#### ASSIGNMENT:
Each record below must be returned exactly, with no line left out.

[TASK MATERIAL — start]

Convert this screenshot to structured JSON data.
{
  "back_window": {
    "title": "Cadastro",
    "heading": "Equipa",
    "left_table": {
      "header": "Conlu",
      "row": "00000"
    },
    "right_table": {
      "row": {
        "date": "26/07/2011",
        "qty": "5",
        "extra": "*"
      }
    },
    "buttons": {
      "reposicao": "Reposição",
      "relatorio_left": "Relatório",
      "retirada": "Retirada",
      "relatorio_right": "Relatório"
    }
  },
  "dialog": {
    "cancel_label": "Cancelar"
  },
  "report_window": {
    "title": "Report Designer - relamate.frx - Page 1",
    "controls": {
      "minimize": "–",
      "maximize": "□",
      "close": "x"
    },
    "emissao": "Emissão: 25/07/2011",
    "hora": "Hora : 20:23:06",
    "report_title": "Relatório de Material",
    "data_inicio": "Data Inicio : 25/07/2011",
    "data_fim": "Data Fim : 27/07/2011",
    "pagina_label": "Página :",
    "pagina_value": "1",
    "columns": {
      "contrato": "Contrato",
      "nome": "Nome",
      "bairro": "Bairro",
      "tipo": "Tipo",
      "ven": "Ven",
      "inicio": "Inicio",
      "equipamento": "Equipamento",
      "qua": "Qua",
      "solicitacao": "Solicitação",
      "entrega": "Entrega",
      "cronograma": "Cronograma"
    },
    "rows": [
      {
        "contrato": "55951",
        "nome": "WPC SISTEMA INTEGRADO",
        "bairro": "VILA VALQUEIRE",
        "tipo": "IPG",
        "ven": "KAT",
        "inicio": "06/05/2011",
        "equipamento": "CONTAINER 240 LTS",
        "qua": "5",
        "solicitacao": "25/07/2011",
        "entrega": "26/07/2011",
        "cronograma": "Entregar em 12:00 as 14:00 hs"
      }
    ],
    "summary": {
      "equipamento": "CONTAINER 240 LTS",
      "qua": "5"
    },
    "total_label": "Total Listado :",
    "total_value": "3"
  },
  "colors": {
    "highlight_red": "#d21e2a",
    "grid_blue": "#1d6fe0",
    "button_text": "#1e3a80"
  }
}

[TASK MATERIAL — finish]

#### ANSWER FOR THE TASK:
Convert this screenshot to structured JSON data.
{
  "back_window": {
    "title": "Cadastro",
    "heading": "Equipa",
    "left_table": {
      "header": "Conlu",
      "row": "00000"
    },
    "right_table": {
      "row": {
        "date": "26/07/2011",
        "qty": "5",
        "extra": "*"
      }
    },
    "buttons": {
      "reposicao": "Reposição",
      "relatorio_left": "Relatório",
      "retirada": "Retirada",
      "relatorio_right": "Relatório"
    }
  },
  "dialog": {
    "cancel_label": "Cancelar"
  },
  "report_window": {
    "title": "Report Designer - relamate.frx - Page 1",
    "controls": {
      "minimize": "–",
      "maximize": "□",
      "close": "x"
    },
    "emissao": "Emissão: 25/07/2011",
    "hora": "Hora : 20:23:06",
    "report_title": "Relatório de Material",
    "data_inicio": "Data Inicio : 25/07/2011",
    "data_fim": "Data Fim : 27/07/2011",
    "pagina_label": "Página :",
    "pagina_value": "1",
    "columns": {
      "contrato": "Contrato",
      "nome": "Nome",
      "bairro": "Bairro",
      "tipo": "Tipo",
      "ven": "Ven",
      "inicio": "Inicio",
      "equipamento": "Equipamento",
      "qua": "Qua",
      "solicitacao": "Solicitação",
      "entrega": "Entrega",
      "cronograma": "Cronograma"
    },
    "rows": [
      {
        "contrato": "55951",
        "nome": "WPC SISTEMA INTEGRADO",
        "bairro": "VILA VALQUEIRE",
        "tipo": "IPG",
        "ven": "KAT",
        "inicio": "06/05/2011",
        "equipamento": "CONTAINER 240 LTS",
        "qua": "5",
        "solicitacao": "25/07/2011",
        "entrega": "26/07/2011",
        "cronograma": "Entregar em 12:00 as 14:00 hs"
      }
    ],
    "summary": {
      "equipamento": "CONTAINER 240 LTS",
      "qua": "5"
    },
    "total_label": "Total Listado :",
    "total_value": "3"
  },
  "colors": {
    "highlight_red": "#d21e2a",
    "grid_blue": "#1d6fe0",
    "button_text": "#1e3a80"
  }
}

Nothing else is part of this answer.